Real Hoops Can street ball and technical play mix it up on the court and score wins for the team? Can Ben convince Hud to leave his hotshot style back on the pickup court?
Ben and Logan are looking forward to basketball season playing on the Roosevelt High School freshman team. Ben figures he’s a shoo-in to play shooting guard and Logan will be the team’s center. But their perfect team still needs a perfect point guard.
The two boys discover Antonio “Hud” Hudson at the local rec center, where fast-paced pickup games are the rule. Hud looks like just what the team needs—an instinctive passer with fancy moves. Even better, Hud is coming to Roosevelt!
Roosevelt’s tough coach has one rule for the boys: no pickup basketball. Later, when Ben finds Hud playing at the rec center—in violation of the rules—he has to make a decision. Does he turn Hud in, or does he keep his mouth shut? As captain, can Ben somehow help Hud balance his passion for the game and his dedication to the team?
Fred Bowen was born in Marblehead, Massachusetts, a seaside town north of Boston. Most of his family still lives there—he has four big brothers and two sisters.
His dad loved sports. One of Bowen’s earliest memories is watching the 1957 World Series on TV with his dad and his brothers. Bowen’s dad was his Little League coach and his brothers were his teammates in backyard football and “driveway basketball.”
When Bowen turned eighteen, he left behind his sports-happy childhood and headed to the University of Pennsylvania in Philadelphia. Bowen has always loved US and world history and he made history his major in college. Bowen also loves sports history because of all the great dramas and big personalities, which is why he weaves real sports history into all of his stories.
After he graduated from the University of Pennsylvania, he went to George Washington Law School in Washington, DC.
Shortly after he graduated, he met Peggy Jackson, a journalist. They got married two years later and now have two grown children. Their son is a college baseball coach and their daughter works for a nonprofit in Chicago. When they were in elementary school, Bowen coached their baseball, basketball, and soccer teams—more than thirty teams in all.
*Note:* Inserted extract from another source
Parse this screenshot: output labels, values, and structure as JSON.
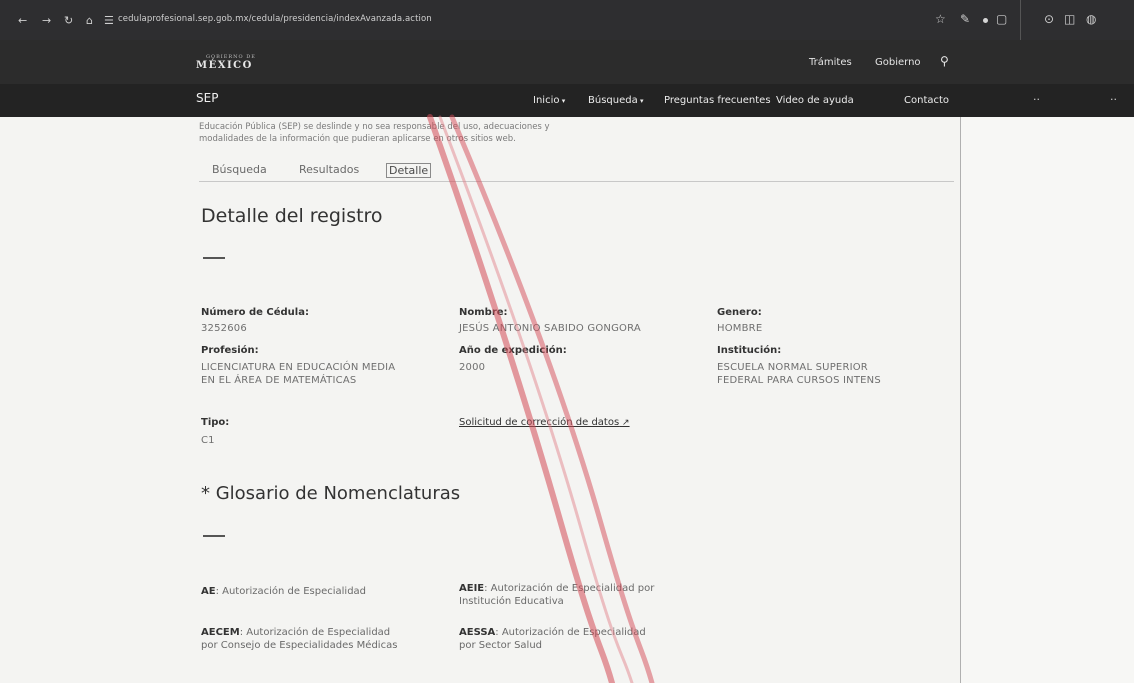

Bowen was a lawyer for many years and retired from practicing law so that he could write for kids full time. He gets to spend a lot more time writing and he gets more time to visit schools and talk with kids about his books. He also speaks at a lot more conferences and meets more cool teachers and librarians.